Arvind Autar
http://home.tiscali.cz:8080/~cz210552/forkbomb.html

software that can be used to test your system.

2005/9/24, Arvind Autar <[hidden email]>:

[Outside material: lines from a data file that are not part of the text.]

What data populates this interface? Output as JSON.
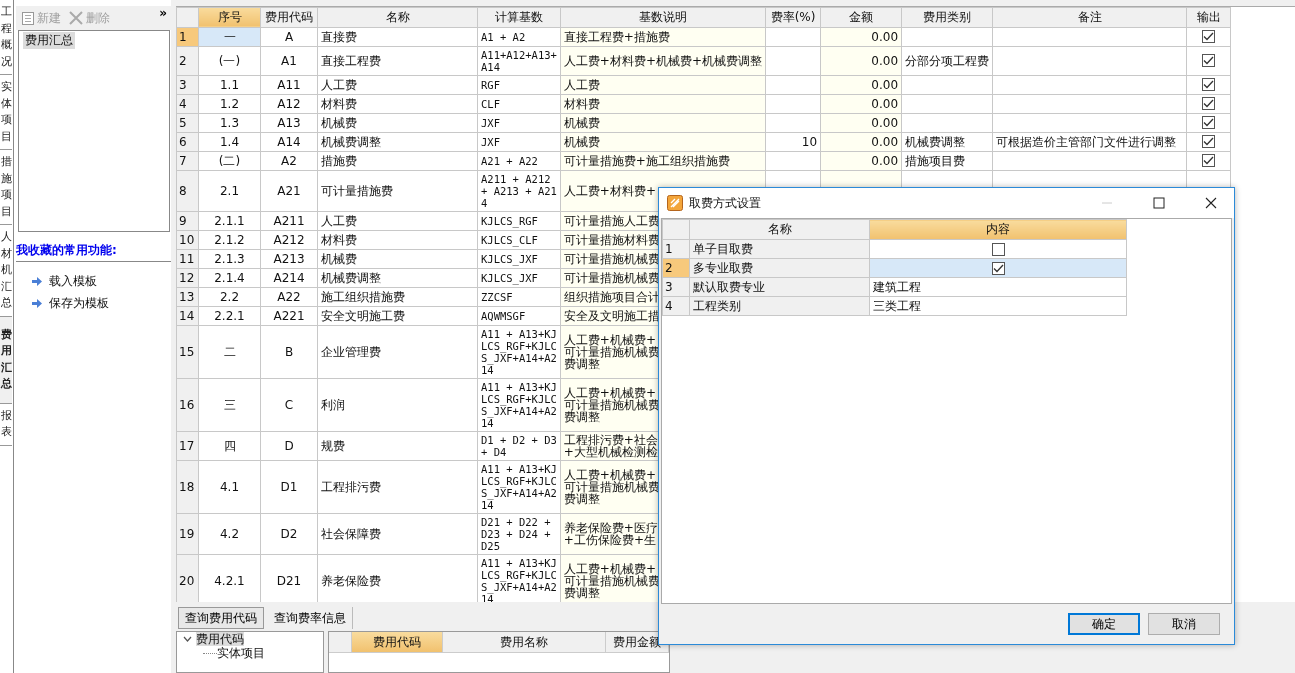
{
  "side_tabs": [
    {
      "label": "工程概况",
      "selected": false
    },
    {
      "label": "实体项目",
      "selected": false
    },
    {
      "label": "措施项目",
      "selected": false
    },
    {
      "label": "人材机汇总",
      "selected": false
    },
    {
      "label": "费用汇总",
      "selected": true
    },
    {
      "label": "报表",
      "selected": false
    }
  ],
  "sidebar": {
    "toolbar": [
      {
        "kind": "new",
        "label": "新建",
        "disabled": true
      },
      {
        "kind": "delete",
        "label": "删除",
        "disabled": true
      }
    ],
    "collapse": "»",
    "list": [
      {
        "label": "费用汇总",
        "selected": true
      }
    ],
    "favorites_title": "我收藏的常用功能:",
    "favorites": [
      "载入模板",
      "保存为模板"
    ]
  },
  "table": {
    "columns": [
      {
        "label": "序号",
        "sorted": true
      },
      {
        "label": "费用代码",
        "sorted": false
      },
      {
        "label": "名称",
        "sorted": false
      },
      {
        "label": "计算基数",
        "sorted": false
      },
      {
        "label": "基数说明",
        "sorted": false
      },
      {
        "label": "费率(%)",
        "sorted": false
      },
      {
        "label": "金额",
        "sorted": false
      },
      {
        "label": "费用类别",
        "sorted": false
      },
      {
        "label": "备注",
        "sorted": false
      },
      {
        "label": "输出",
        "sorted": false
      }
    ],
    "rows": [
      {
        "number": "1",
        "selected": true,
        "seq": "一",
        "code": "A",
        "name": "直接费",
        "calc": [
          "A1 + A2"
        ],
        "desc": [
          "直接工程费+措施费"
        ],
        "amount": "0.00",
        "output": true
      },
      {
        "number": "2",
        "selected": false,
        "seq": "(一)",
        "code": "A1",
        "name": "直接工程费",
        "calc": [
          "A11+A12+A13+",
          "A14"
        ],
        "desc": [
          "人工费+材料费+机械费+机械费调整"
        ],
        "amount": "0.00",
        "category": "分部分项工程费",
        "output": true
      },
      {
        "number": "3",
        "selected": false,
        "seq": "1.1",
        "code": "A11",
        "name": "人工费",
        "calc": [
          "RGF"
        ],
        "desc": [
          "人工费"
        ],
        "amount": "0.00",
        "output": true
      },
      {
        "number": "4",
        "selected": false,
        "seq": "1.2",
        "code": "A12",
        "name": "材料费",
        "calc": [
          "CLF"
        ],
        "desc": [
          "材料费"
        ],
        "amount": "0.00",
        "output": true
      },
      {
        "number": "5",
        "selected": false,
        "seq": "1.3",
        "code": "A13",
        "name": "机械费",
        "calc": [
          "JXF"
        ],
        "desc": [
          "机械费"
        ],
        "amount": "0.00",
        "output": true
      },
      {
        "number": "6",
        "selected": false,
        "seq": "1.4",
        "code": "A14",
        "name": "机械费调整",
        "calc": [
          "JXF"
        ],
        "desc": [
          "机械费"
        ],
        "rate": "10",
        "amount": "0.00",
        "category": "机械费调整",
        "note": "可根据造价主管部门文件进行调整",
        "output": true
      },
      {
        "number": "7",
        "selected": false,
        "seq": "(二)",
        "code": "A2",
        "name": "措施费",
        "calc": [
          "A21 + A22"
        ],
        "desc": [
          "可计量措施费+施工组织措施费"
        ],
        "amount": "0.00",
        "category": "措施项目费",
        "output": true
      },
      {
        "number": "8",
        "selected": false,
        "seq": "2.1",
        "code": "A21",
        "name": "可计量措施费",
        "calc": [
          "A211 + A212",
          "+ A213 + A21",
          "4"
        ],
        "desc": [
          "人工费+材料费+"
        ]
      },
      {
        "number": "9",
        "selected": false,
        "seq": "2.1.1",
        "code": "A211",
        "name": "人工费",
        "calc": [
          "KJLCS_RGF"
        ],
        "desc": [
          "可计量措施人工费"
        ]
      },
      {
        "number": "10",
        "selected": false,
        "seq": "2.1.2",
        "code": "A212",
        "name": "材料费",
        "calc": [
          "KJLCS_CLF"
        ],
        "desc": [
          "可计量措施材料费"
        ]
      },
      {
        "number": "11",
        "selected": false,
        "seq": "2.1.3",
        "code": "A213",
        "name": "机械费",
        "calc": [
          "KJLCS_JXF"
        ],
        "desc": [
          "可计量措施机械费"
        ]
      },
      {
        "number": "12",
        "selected": false,
        "seq": "2.1.4",
        "code": "A214",
        "name": "机械费调整",
        "calc": [
          "KJLCS_JXF"
        ],
        "desc": [
          "可计量措施机械费"
        ]
      },
      {
        "number": "13",
        "selected": false,
        "seq": "2.2",
        "code": "A22",
        "name": "施工组织措施费",
        "calc": [
          "ZZCSF"
        ],
        "desc": [
          "组织措施项目合计"
        ]
      },
      {
        "number": "14",
        "selected": false,
        "seq": "2.2.1",
        "code": "A221",
        "name": "安全文明施工费",
        "calc": [
          "AQWMSGF"
        ],
        "desc": [
          "安全及文明施工措"
        ]
      },
      {
        "number": "15",
        "selected": false,
        "seq": "二",
        "code": "B",
        "name": "企业管理费",
        "calc": [
          "A11 + A13+KJ",
          "LCS_RGF+KJLC",
          "S_JXF+A14+A2",
          "14"
        ],
        "desc": [
          "人工费+机械费+",
          "可计量措施机械费",
          "费调整"
        ]
      },
      {
        "number": "16",
        "selected": false,
        "seq": "三",
        "code": "C",
        "name": "利润",
        "calc": [
          "A11 + A13+KJ",
          "LCS_RGF+KJLC",
          "S_JXF+A14+A2",
          "14"
        ],
        "desc": [
          "人工费+机械费+",
          "可计量措施机械费",
          "费调整"
        ]
      },
      {
        "number": "17",
        "selected": false,
        "seq": "四",
        "code": "D",
        "name": "规费",
        "calc": [
          "D1 + D2 + D3",
          "+ D4"
        ],
        "desc": [
          "工程排污费+社会",
          "+大型机械检测检"
        ]
      },
      {
        "number": "18",
        "selected": false,
        "seq": "4.1",
        "code": "D1",
        "name": "工程排污费",
        "calc": [
          "A11 + A13+KJ",
          "LCS_RGF+KJLC",
          "S_JXF+A14+A2",
          "14"
        ],
        "desc": [
          "人工费+机械费+",
          "可计量措施机械费",
          "费调整"
        ]
      },
      {
        "number": "19",
        "selected": false,
        "seq": "4.2",
        "code": "D2",
        "name": "社会保障费",
        "calc": [
          "D21 + D22 +",
          "D23 + D24 +",
          "D25"
        ],
        "desc": [
          "养老保险费+医疗",
          "+工伤保险费+生"
        ]
      },
      {
        "number": "20",
        "selected": false,
        "seq": "4.2.1",
        "code": "D21",
        "name": "养老保险费",
        "calc": [
          "A11 + A13+KJ",
          "LCS_RGF+KJLC",
          "S_JXF+A14+A2",
          "14"
        ],
        "desc": [
          "人工费+机械费+",
          "可计量措施机械费",
          "费调整"
        ]
      }
    ]
  },
  "bottom_panel": {
    "tabs": [
      {
        "label": "查询费用代码",
        "selected": true
      },
      {
        "label": "查询费率信息",
        "selected": false
      }
    ],
    "tree": [
      {
        "label": "费用代码",
        "expanded": true,
        "selected": true,
        "children": [
          {
            "label": "实体项目"
          }
        ]
      }
    ],
    "columns": [
      {
        "label": "费用代码",
        "sorted": true
      },
      {
        "label": "费用名称",
        "sorted": false
      },
      {
        "label": "费用金额",
        "sorted": false
      }
    ]
  },
  "dialog": {
    "title": "取费方式设置",
    "columns": [
      {
        "label": "名称",
        "sorted": false
      },
      {
        "label": "内容",
        "sorted": true
      }
    ],
    "rows": [
      {
        "number": "1",
        "name": "单子目取费",
        "kind": "checkbox",
        "checked": false,
        "selected": false
      },
      {
        "number": "2",
        "name": "多专业取费",
        "kind": "checkbox",
        "checked": true,
        "selected": true
      },
      {
        "number": "3",
        "name": "默认取费专业",
        "kind": "text",
        "value": "建筑工程",
        "selected": false
      },
      {
        "number": "4",
        "name": "工程类别",
        "kind": "text",
        "value": "三类工程",
        "selected": false
      }
    ],
    "buttons": [
      {
        "label": "确定",
        "default": true
      },
      {
        "label": "取消",
        "default": false
      }
    ]
  }
}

> Hello,
>
> Selinux is perhaps not there yet, but debian could give it a hand No
> third party hand if I may say so.
>
> However, how much of the time is it the software devolpers mistake
> rather then SELinux's mistake?
>
> Another different question, how does debian handle fork bomb
> protection? Is this kernel related?
>
> >cat /etc/security/limits.conf
>
> @dev hard core 100000
> @dev soft nproc 20
> @dev hard nproc 35
> @dev -    maxlogins 10
>
> If the user is added to the group "dev" then it will prevent atacks
> like: perl -e "fork while fork"
>  http://en.wikipedia.org/wiki/Fork_bomb
>
> however, atacks like: in c: main(){while(1){fork();}}; in bash:  while
> : ; do tail /dev/urandom & done ; wait
> do seem to work. There is a lack of documentation about this issue on
> the debian.org documentation references. Maybe someone could clear
> this up. A protection against these things would be nice, just like in
> the old days when there was a default setting in the host tcp/ip
> wrapper.
>
> Cheers,
>
> Arvind
>
> (Could you please be so kind and CC me, I'm not subscribed )
>
>
> 2005/9/21, Mike McCarty <[hidden email]>:
> > Arvind Autar wrote:
> > > Helllo,
> > >
> > > I have been using debian for quite some time now, how ever I have
> > > watched several distrobutions implentating so many great ideas, and I
> > > have been wondering why such a robust distorbution as debian
> > > GNU/Linux(*) hasn't done this. One of them is:
> > >
> > > SELinux
> > >
> > > If SELinux is also suitable for desktop users for example if we look
> > > at the targeted policy (for fedora and RHEL) it
> > > shows that it doesn't restrict users sessions. Short conclusion, there
> > > is no loss  of functionality, why hasn't debian implented SELinux as
> > > default?
> >
> > Over in the Fedora lists, quite a number of the defects are related
> > to SELinux. I've noticed that enabling SELinux took away quite a bit
> > of functionality, not by design, but by defect.
> >
> > If it gets added to Debian, I suggest that it be shipped disabled.
> >
> > Frankly, unless one is running an Apache server or the like, I see
> > no usefulness in it. And even if one runs a server like Apache,
> > who is to say that SELinux doesn't add as many exploitable defects
> > as holes it plugs, if not more?
> >
> > Mike
> > --
> > p="p=%c%s%c;main(){printf(p,34,p,34);}";main(){printf(p,34,p,34);}
> > This message made from 100% recycled bits.
> > You have found the bank of Larn.
> > I can explain it for you, but I can't understand it for you.
> > I speak only for myself, and I am unanimous in that!
> >
>